“More realistic” is a bit of a relative term here. The Girl Who Leapt Through Time is a sci-fi romantic comedy, after all. Makoto is a lackadaisical student who by chance learns of her ability to “time-leap.” Naturally, she uses her clock-resetting powers to finally become a better student and live her best teenage life. But that also includes undoing events of more consequence, like when her best guy friend admits he likes her. (She uses them to try to stop a death from happening, too — The Girl Who Leapt Through Time does not stay away from the high drama of life-or-death situations, either.)

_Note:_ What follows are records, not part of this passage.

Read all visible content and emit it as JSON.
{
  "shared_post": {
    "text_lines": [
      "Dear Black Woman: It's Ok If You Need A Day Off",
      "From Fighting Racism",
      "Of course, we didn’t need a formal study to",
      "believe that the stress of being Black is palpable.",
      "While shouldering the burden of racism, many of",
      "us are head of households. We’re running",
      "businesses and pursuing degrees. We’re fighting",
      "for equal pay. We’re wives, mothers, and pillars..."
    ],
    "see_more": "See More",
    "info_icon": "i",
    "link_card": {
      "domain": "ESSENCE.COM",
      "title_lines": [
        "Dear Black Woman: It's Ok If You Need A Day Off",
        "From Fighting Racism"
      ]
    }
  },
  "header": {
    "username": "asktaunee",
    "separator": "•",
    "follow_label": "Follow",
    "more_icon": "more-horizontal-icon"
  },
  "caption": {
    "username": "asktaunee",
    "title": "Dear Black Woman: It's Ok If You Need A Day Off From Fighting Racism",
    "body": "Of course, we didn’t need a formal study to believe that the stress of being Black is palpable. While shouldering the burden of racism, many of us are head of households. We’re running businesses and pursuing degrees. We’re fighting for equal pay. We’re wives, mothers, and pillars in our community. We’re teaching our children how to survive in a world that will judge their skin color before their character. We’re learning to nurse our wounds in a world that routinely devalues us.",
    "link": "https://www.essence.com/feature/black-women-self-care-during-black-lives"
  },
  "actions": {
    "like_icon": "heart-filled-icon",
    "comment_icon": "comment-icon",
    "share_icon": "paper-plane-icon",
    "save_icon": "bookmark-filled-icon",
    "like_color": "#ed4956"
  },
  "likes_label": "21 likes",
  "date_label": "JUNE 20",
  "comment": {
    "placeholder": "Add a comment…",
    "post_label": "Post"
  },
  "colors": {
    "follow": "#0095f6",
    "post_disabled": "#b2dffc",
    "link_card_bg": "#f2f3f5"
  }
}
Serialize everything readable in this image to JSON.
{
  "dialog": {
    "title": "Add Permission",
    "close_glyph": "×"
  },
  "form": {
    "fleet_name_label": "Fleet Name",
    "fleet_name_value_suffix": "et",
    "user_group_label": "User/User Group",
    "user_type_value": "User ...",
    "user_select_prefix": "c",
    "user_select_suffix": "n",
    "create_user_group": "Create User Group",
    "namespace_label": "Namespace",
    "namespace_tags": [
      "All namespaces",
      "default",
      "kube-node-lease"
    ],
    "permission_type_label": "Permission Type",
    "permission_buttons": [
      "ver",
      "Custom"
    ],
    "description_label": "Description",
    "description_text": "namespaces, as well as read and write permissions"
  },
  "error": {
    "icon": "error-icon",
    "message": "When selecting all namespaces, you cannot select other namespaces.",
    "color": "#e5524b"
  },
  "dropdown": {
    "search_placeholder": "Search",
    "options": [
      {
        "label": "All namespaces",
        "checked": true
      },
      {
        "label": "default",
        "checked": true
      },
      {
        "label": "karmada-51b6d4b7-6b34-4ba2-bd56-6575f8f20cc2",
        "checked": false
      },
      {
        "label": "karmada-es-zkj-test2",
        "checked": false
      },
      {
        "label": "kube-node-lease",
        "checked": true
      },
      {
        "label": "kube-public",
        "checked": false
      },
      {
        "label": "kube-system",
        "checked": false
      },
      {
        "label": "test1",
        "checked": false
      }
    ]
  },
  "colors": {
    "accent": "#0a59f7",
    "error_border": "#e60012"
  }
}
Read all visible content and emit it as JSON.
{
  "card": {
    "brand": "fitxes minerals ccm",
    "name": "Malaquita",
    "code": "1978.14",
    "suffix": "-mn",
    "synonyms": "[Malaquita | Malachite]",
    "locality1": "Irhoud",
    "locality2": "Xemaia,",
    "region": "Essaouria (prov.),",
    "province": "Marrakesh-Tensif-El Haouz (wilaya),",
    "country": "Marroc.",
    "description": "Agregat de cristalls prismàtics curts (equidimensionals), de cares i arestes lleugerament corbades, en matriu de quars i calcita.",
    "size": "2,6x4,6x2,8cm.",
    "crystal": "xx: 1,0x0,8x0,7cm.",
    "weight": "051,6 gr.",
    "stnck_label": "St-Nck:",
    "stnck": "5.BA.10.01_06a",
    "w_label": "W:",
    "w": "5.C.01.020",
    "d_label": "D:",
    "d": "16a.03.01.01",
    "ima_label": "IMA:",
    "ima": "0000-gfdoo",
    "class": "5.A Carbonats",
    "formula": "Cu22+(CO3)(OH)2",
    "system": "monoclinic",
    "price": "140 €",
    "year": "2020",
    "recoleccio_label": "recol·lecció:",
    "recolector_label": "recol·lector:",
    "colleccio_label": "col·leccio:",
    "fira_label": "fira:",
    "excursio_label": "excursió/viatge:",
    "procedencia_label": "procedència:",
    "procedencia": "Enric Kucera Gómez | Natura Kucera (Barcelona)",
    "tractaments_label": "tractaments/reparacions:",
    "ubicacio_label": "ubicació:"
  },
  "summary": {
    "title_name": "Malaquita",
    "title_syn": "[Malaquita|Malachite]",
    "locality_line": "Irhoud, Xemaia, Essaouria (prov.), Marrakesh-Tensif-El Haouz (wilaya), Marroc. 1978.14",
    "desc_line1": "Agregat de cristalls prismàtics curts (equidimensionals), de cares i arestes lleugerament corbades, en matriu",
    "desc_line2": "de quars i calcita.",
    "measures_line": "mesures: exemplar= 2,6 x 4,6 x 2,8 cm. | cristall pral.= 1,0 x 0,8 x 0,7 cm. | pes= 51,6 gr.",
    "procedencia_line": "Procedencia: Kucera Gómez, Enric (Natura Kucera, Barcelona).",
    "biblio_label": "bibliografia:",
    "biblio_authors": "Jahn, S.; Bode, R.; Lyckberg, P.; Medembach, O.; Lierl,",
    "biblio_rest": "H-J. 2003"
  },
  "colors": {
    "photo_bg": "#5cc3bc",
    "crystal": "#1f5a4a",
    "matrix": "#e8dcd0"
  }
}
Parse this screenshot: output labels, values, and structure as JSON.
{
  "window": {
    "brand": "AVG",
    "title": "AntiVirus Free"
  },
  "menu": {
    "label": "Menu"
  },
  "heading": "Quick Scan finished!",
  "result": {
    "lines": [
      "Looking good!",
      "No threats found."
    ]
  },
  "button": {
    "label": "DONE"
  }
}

Makoto’s initial intentions mirror those of Your Name’s central pairing: She wants to see how the other half lives. That’s the other half that’s popular, that does well in school, that has time to do everything they want, making themselves happy and their parents proud. But The Girl Who Leapt Through Time’s drama is more intimate and universal than Your Name’s. Yes, there’s the threat of mortal consequences, but the story is most immediately one of navigating awkward first crushes and recognizing the beauty of the life you do lead, warts and all.

Both movies beautifully portray just how extreme the teenage emotional landscape is in ways that remain endearing to any age. Your Name’s poetic exploration of love’s inscrutability is deeply affecting, as we’ve written about before; so, too, is The Girl Who Leapt Through Time, maybe because it operates on a much smaller scale. Never once do we forget that Makoto is just a teenager. It’s what makes her trepidatious first steps toward love, responsibility and overall maturity so inspiring.

Your Name, meanwhile, gets heady fast, its characters treading more serious territory — so if you’re planning a double feature, perhaps start with that one first and use The Girl Who Leapt Through Time as a bit of a palate cleanser. Know in advance that both films majorly get the waterworks going, though, so there’s really no such thing as a “palate cleanser” here.

Each is a modern anime classic that takes heavily from the Studio Ghibli tradition (the female-fronted The Girl Who Leapt Through Time in particular). Your Name is currently doing a short run in theaters, so expect it to hit home ideo later this year. The Girl Who Leapt Through Time is widely available on DVD and Blu-ray.